- Spread the berries out in one layer, making sure they aren’t stacked on one another.
- Place another paper towel on top of the berries
- If you have more berries, you can set even more on top of this paper towel to make a second layer. But, you’ll need to top the second layer with another paper towel.
- Put on the lid.
- Store them in the fridge and they last for days and days this way!
Can Cleaning Produce This Way Save Money?
Yes! This trick has actually saved me money, for four reasons.
1) Now that I can clean my produce effectively, I feel a little better about buying conventional produce over organic at times.
Although I’m a big believer in buying organic produce when possible, especially those from the Environmental Working Group’s Dirty Dozen list, it can be SO expensive!!! We LOVE strawberries, blueberries, and so many other kinds of produce that are some of the “dirtiest” and cost an arm and a leg when grown organically. So, now that I can reduce the chemicals and bacteria by cleaning them really well, I buy conventionally grown for our favorites that we can’t afford organically.

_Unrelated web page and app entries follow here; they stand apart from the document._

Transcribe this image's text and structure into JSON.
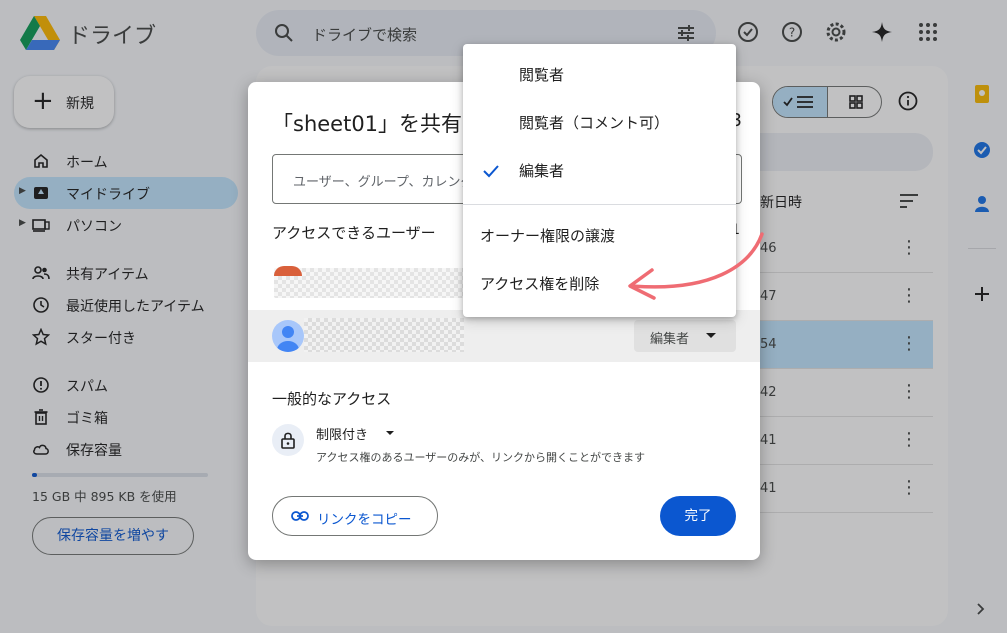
{
  "app": {
    "brand": "ドライブ",
    "search_placeholder": "ドライブで検索"
  },
  "sidebar": {
    "new_label": "新規",
    "items": [
      {
        "label": "ホーム",
        "icon": "home-icon"
      },
      {
        "label": "マイドライブ",
        "icon": "my-drive-icon"
      },
      {
        "label": "パソコン",
        "icon": "computer-icon"
      },
      {
        "label": "共有アイテム",
        "icon": "shared-icon"
      },
      {
        "label": "最近使用したアイテム",
        "icon": "clock-icon"
      },
      {
        "label": "スター付き",
        "icon": "star-icon"
      },
      {
        "label": "スパム",
        "icon": "spam-icon"
      },
      {
        "label": "ゴミ箱",
        "icon": "trash-icon"
      },
      {
        "label": "保存容量",
        "icon": "cloud-icon"
      }
    ],
    "storage_text": "15 GB 中 895 KB を使用",
    "more_storage_label": "保存容量を増やす"
  },
  "main": {
    "col_header": "新日時",
    "rows": [
      "46",
      "47",
      "54",
      "42",
      "41",
      "41"
    ]
  },
  "dialog": {
    "title": "「sheet01」を共有",
    "title_tail": "3",
    "add_placeholder": "ユーザー、グループ、カレンダーの予定を追加",
    "access_users_title": "アクセスできるユーザー",
    "access_users_tail": "1",
    "role_label": "編集者",
    "general_access_title": "一般的なアクセス",
    "restricted_label": "制限付き",
    "restricted_desc": "アクセス権のあるユーザーのみが、リンクから開くことができます",
    "copy_link_label": "リンクをコピー",
    "done_label": "完了"
  },
  "role_menu": {
    "items": [
      {
        "label": "閲覧者",
        "checked": false
      },
      {
        "label": "閲覧者（コメント可）",
        "checked": false
      },
      {
        "label": "編集者",
        "checked": true
      },
      {
        "label": "オーナー権限の譲渡",
        "checked": false
      },
      {
        "label": "アクセス権を削除",
        "checked": false
      }
    ]
  },
  "colors": {
    "accent": "#0b57d0",
    "selection": "#c2e7ff",
    "annotation_arrow": "#ef6c73"
  }
}
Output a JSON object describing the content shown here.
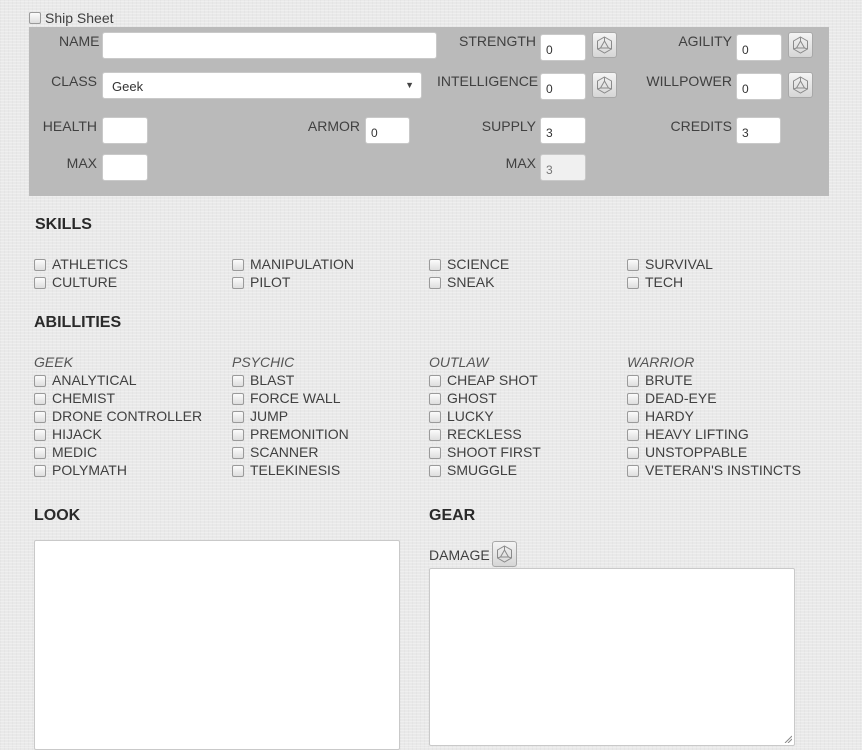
{
  "ship_sheet": {
    "label": "Ship Sheet"
  },
  "stats": {
    "name": {
      "label": "NAME",
      "value": ""
    },
    "class": {
      "label": "CLASS",
      "value": "Geek"
    },
    "strength": {
      "label": "STRENGTH",
      "value": "0"
    },
    "intelligence": {
      "label": "INTELLIGENCE",
      "value": "0"
    },
    "agility": {
      "label": "AGILITY",
      "value": "0"
    },
    "willpower": {
      "label": "WILLPOWER",
      "value": "0"
    },
    "health": {
      "label": "HEALTH",
      "value": "",
      "max_label": "MAX",
      "max_value": ""
    },
    "armor": {
      "label": "ARMOR",
      "value": "0"
    },
    "supply": {
      "label": "SUPPLY",
      "value": "3",
      "max_label": "MAX",
      "max_value": "3"
    },
    "credits": {
      "label": "CREDITS",
      "value": "3"
    }
  },
  "skills": {
    "title": "SKILLS",
    "items": [
      "ATHLETICS",
      "MANIPULATION",
      "SCIENCE",
      "SURVIVAL",
      "CULTURE",
      "PILOT",
      "SNEAK",
      "TECH"
    ]
  },
  "abilities": {
    "title": "ABILLITIES",
    "groups": [
      {
        "name": "GEEK",
        "items": [
          "ANALYTICAL",
          "CHEMIST",
          "DRONE CONTROLLER",
          "HIJACK",
          "MEDIC",
          "POLYMATH"
        ]
      },
      {
        "name": "PSYCHIC",
        "items": [
          "BLAST",
          "FORCE WALL",
          "JUMP",
          "PREMONITION",
          "SCANNER",
          "TELEKINESIS"
        ]
      },
      {
        "name": "OUTLAW",
        "items": [
          "CHEAP SHOT",
          "GHOST",
          "LUCKY",
          "RECKLESS",
          "SHOOT FIRST",
          "SMUGGLE"
        ]
      },
      {
        "name": "WARRIOR",
        "items": [
          "BRUTE",
          "DEAD-EYE",
          "HARDY",
          "HEAVY LIFTING",
          "UNSTOPPABLE",
          "VETERAN'S INSTINCTS"
        ]
      }
    ]
  },
  "look": {
    "title": "LOOK",
    "value": ""
  },
  "gear": {
    "title": "GEAR",
    "damage_label": "DAMAGE",
    "value": ""
  },
  "icons": {
    "roll": "d20-dice-icon",
    "select_arrow": "chevron-down-icon"
  }
}
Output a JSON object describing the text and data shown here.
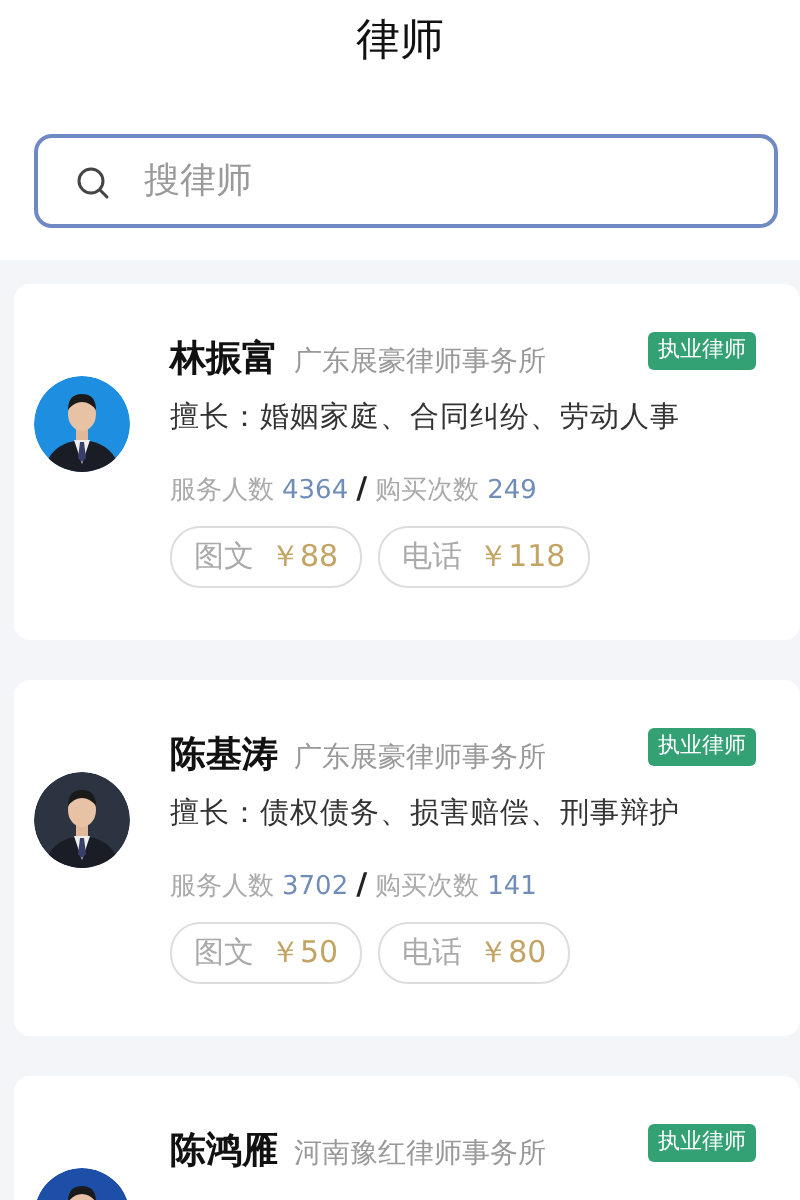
{
  "title": "律师",
  "search": {
    "placeholder": "搜律师"
  },
  "lawyers": [
    {
      "name": "林振富",
      "firm": "广东展豪律师事务所",
      "badge": "执业律师",
      "avatar": {
        "kind": "picture"
      },
      "specialty": "擅长：婚姻家庭、合同纠纷、劳动人事",
      "stats": {
        "served_label": "服务人数",
        "served": "4364",
        "separator": "/",
        "bought_label": "购买次数",
        "bought": "249"
      },
      "services": [
        {
          "label": "图文",
          "price": "￥88"
        },
        {
          "label": "电话",
          "price": "￥118"
        }
      ]
    },
    {
      "name": "陈基涛",
      "firm": "广东展豪律师事务所",
      "badge": "执业律师",
      "avatar": {
        "kind": "picture"
      },
      "specialty": "擅长：债权债务、损害赔偿、刑事辩护",
      "stats": {
        "served_label": "服务人数",
        "served": "3702",
        "separator": "/",
        "bought_label": "购买次数",
        "bought": "141"
      },
      "services": [
        {
          "label": "图文",
          "price": "￥50"
        },
        {
          "label": "电话",
          "price": "￥80"
        }
      ]
    },
    {
      "name": "陈鸿雁",
      "firm": "河南豫红律师事务所",
      "badge": "执业律师",
      "avatar": {
        "kind": "picture"
      }
    }
  ]
}
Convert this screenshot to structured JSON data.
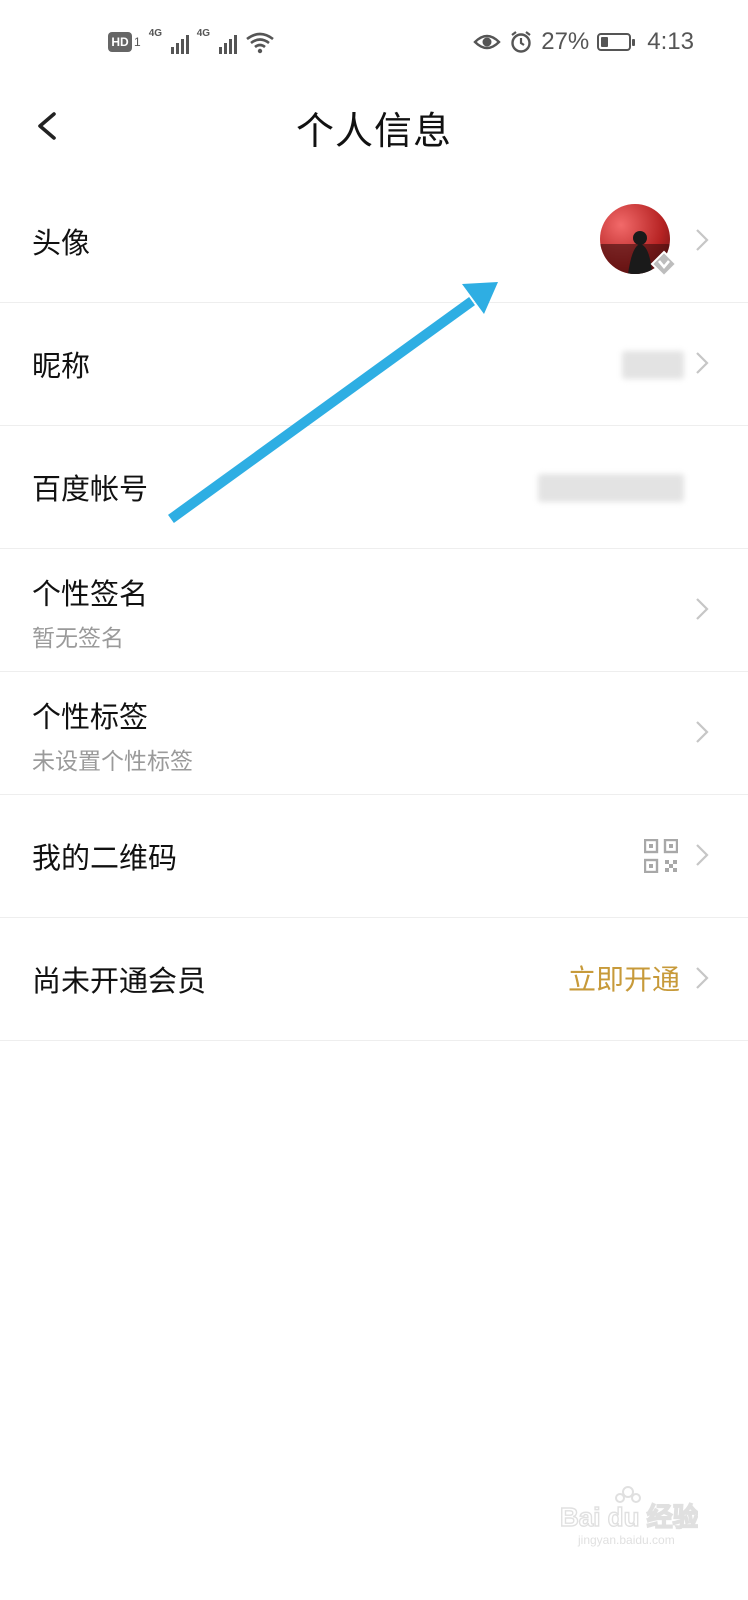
{
  "status_bar": {
    "hd_label": "HD",
    "sim_number": "1",
    "network_labels": [
      "4G",
      "4G"
    ],
    "battery_percent_text": "27%",
    "battery_level": 0.27,
    "time": "4:13"
  },
  "header": {
    "title": "个人信息",
    "back_icon": "chevron-left-icon"
  },
  "rows": [
    {
      "label": "头像"
    },
    {
      "label": "昵称"
    },
    {
      "label": "百度帐号"
    },
    {
      "label": "个性签名",
      "sub": "暂无签名"
    },
    {
      "label": "个性标签",
      "sub": "未设置个性标签"
    },
    {
      "label": "我的二维码"
    },
    {
      "label": "尚未开通会员",
      "action": "立即开通"
    }
  ],
  "colors": {
    "accent_gold": "#c79a3a",
    "arrow_blue": "#2eaee3",
    "subtext_gray": "#9a9a9a"
  },
  "watermark": {
    "text": "Bai du 经验",
    "url": "jingyan.baidu.com"
  }
}
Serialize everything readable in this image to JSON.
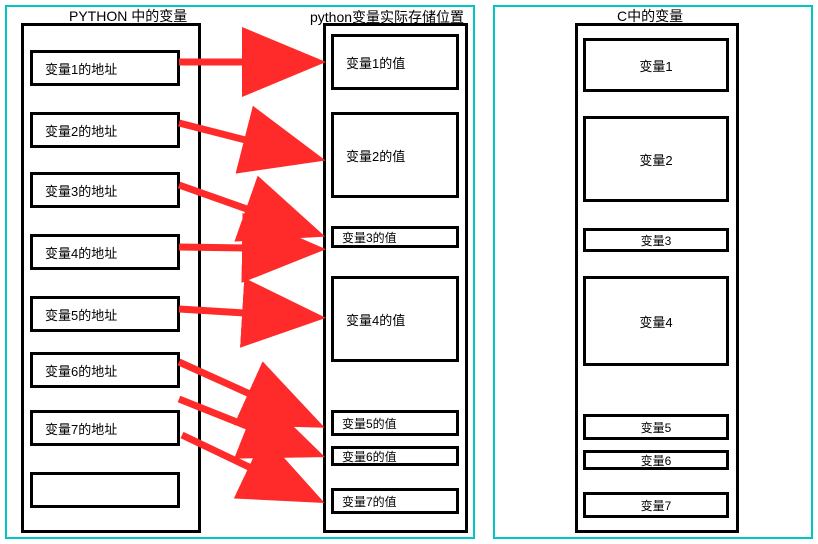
{
  "headings": {
    "python_vars": "PYTHON 中的变量",
    "python_storage": "python变量实际存储位置",
    "c_vars": "C中的变量"
  },
  "python_addresses": {
    "a1": "变量1的地址",
    "a2": "变量2的地址",
    "a3": "变量3的地址",
    "a4": "变量4的地址",
    "a5": "变量5的地址",
    "a6": "变量6的地址",
    "a7": "变量7的地址"
  },
  "python_values": {
    "v1": "变量1的值",
    "v2": "变量2的值",
    "v3": "变量3的值",
    "v4": "变量4的值",
    "v5": "变量5的值",
    "v6": "变量6的值",
    "v7": "变量7的值"
  },
  "c_vars": {
    "c1": "变量1",
    "c2": "变量2",
    "c3": "变量3",
    "c4": "变量4",
    "c5": "变量5",
    "c6": "变量6",
    "c7": "变量7"
  },
  "colors": {
    "panel_border": "#00c5c5",
    "arrow": "#ff2a2a",
    "box_border": "#000000"
  }
}
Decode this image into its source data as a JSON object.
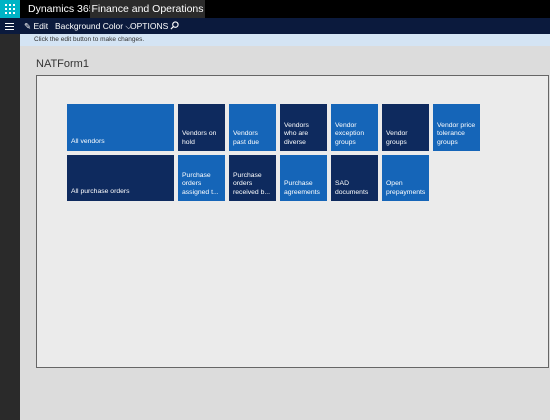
{
  "topbar": {
    "app_name": "Dynamics 365",
    "module": "Finance and Operations"
  },
  "actionbar": {
    "edit": "Edit",
    "background_color": "Background Color",
    "options": "OPTIONS"
  },
  "message": "Click the edit button to make changes.",
  "page_title": "NATForm1",
  "colors": {
    "dark_tile": "#0e2a5e",
    "blue_tile": "#1565b8",
    "accent": "#00b4c5"
  },
  "tiles": [
    {
      "label": "All vendors"
    },
    {
      "label": "Vendors on hold"
    },
    {
      "label": "Vendors past due"
    },
    {
      "label": "Vendors who are diverse"
    },
    {
      "label": "Vendor exception groups"
    },
    {
      "label": "Vendor groups"
    },
    {
      "label": "Vendor price tolerance groups"
    },
    {
      "label": "All purchase orders"
    },
    {
      "label": "Purchase orders assigned t..."
    },
    {
      "label": "Purchase orders received b..."
    },
    {
      "label": "Purchase agreements"
    },
    {
      "label": "SAD documents"
    },
    {
      "label": "Open prepayments"
    }
  ]
}
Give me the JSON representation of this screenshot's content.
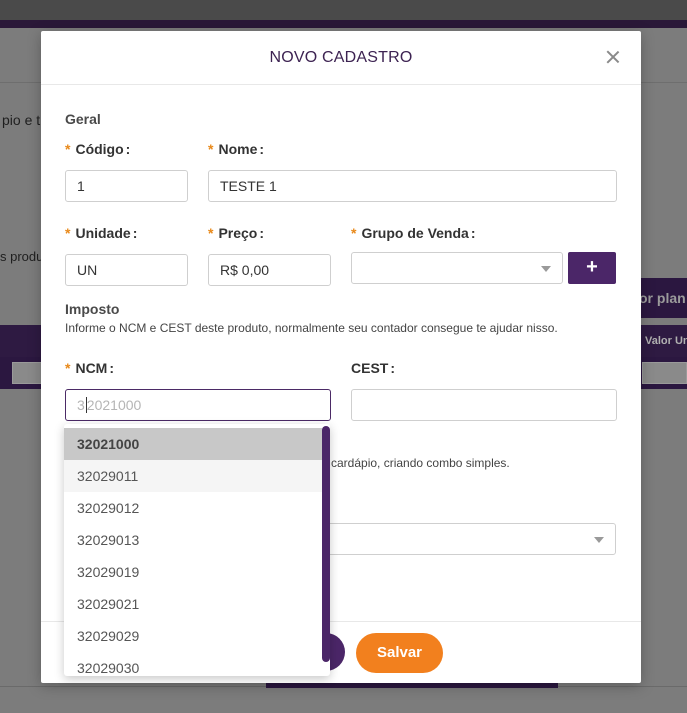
{
  "background": {
    "text_top": "pio e t",
    "text_mid": "s produ",
    "button_right": "or plan",
    "table_header_right": "Valor Un"
  },
  "modal": {
    "title": "NOVO CADASTRO",
    "section_geral": "Geral",
    "codigo": {
      "label": "Código",
      "value": "1"
    },
    "nome": {
      "label": "Nome",
      "value": "TESTE 1"
    },
    "unidade": {
      "label": "Unidade",
      "value": "UN"
    },
    "preco": {
      "label": "Preço",
      "value": "R$ 0,00"
    },
    "grupo_venda": {
      "label": "Grupo de Venda",
      "value": "",
      "add_label": "+"
    },
    "section_imposto": "Imposto",
    "imposto_desc": "Informe o NCM e CEST deste produto, normalmente seu contador consegue te ajudar nisso.",
    "ncm": {
      "label": "NCM",
      "typed": "3",
      "placeholder_rest": "2021000"
    },
    "cest": {
      "label": "CEST",
      "value": ""
    },
    "combo_desc_partial": "u cardápio, criando combo simples.",
    "save_label": "Salvar",
    "required_mark": "*",
    "colon": ":"
  },
  "ncm_dropdown": {
    "options": [
      "32021000",
      "32029011",
      "32029012",
      "32029013",
      "32029019",
      "32029021",
      "32029029",
      "32029030"
    ],
    "selected_index": 0,
    "hover_index": 1
  },
  "colors": {
    "brand_purple": "#4b2668",
    "accent_orange": "#f2801e",
    "required_orange": "#e8891a"
  }
}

2) My produce lasts longer, especially the berries.
By using vinegar/water soak and storing them between paper towels in a container in the fridge, as I mentioned above, the berries last much longer. No more throwing away of moldy raspberries or strawberries after 24 hours in my fridge.
3) I am much more likely to eat my clean produce, instead of letting it go bad.
When it’s clean and within sight in my fridge, I am much more likely to throw together a salad with lunch, eat an apple for a snack, or munch on grapes with my breakfast. I rarely have produce go bad anymore.
4) Vinegar is so cheap–much cheaper than any Fruit and Veggie Wash you might buy at the store.
Plus, those store-bought washes are not proven to be any more effective than water and rubbing according to Cooks Illustrated. Vinegar, however, is more effective than water!
More Tips and Some Favorite Recipes
If you liked this article, you may be interested in a few other simple kitchen tricks I’ve learned:
Or you may enjoy a few of our simple, real food recipes from our healthy, kid-friendly Recipe Index such as:
I often find very helpful suggestions in the comments section on KS. So, I want to be sure to ask for your suggestions…
Do you have any all-natural kitchen tips to share?
Rachel is a stay-at-home mom of three young kids and part-time Family Events Director at her church. She also co-authors the blog Thriving Home, where she shares healthy kid-friendly recipes, parenting resources and encouragement for moms, and tips for natural living. Find out more about Thriving Home here or you can follow them via their Facebook page or weekly email update.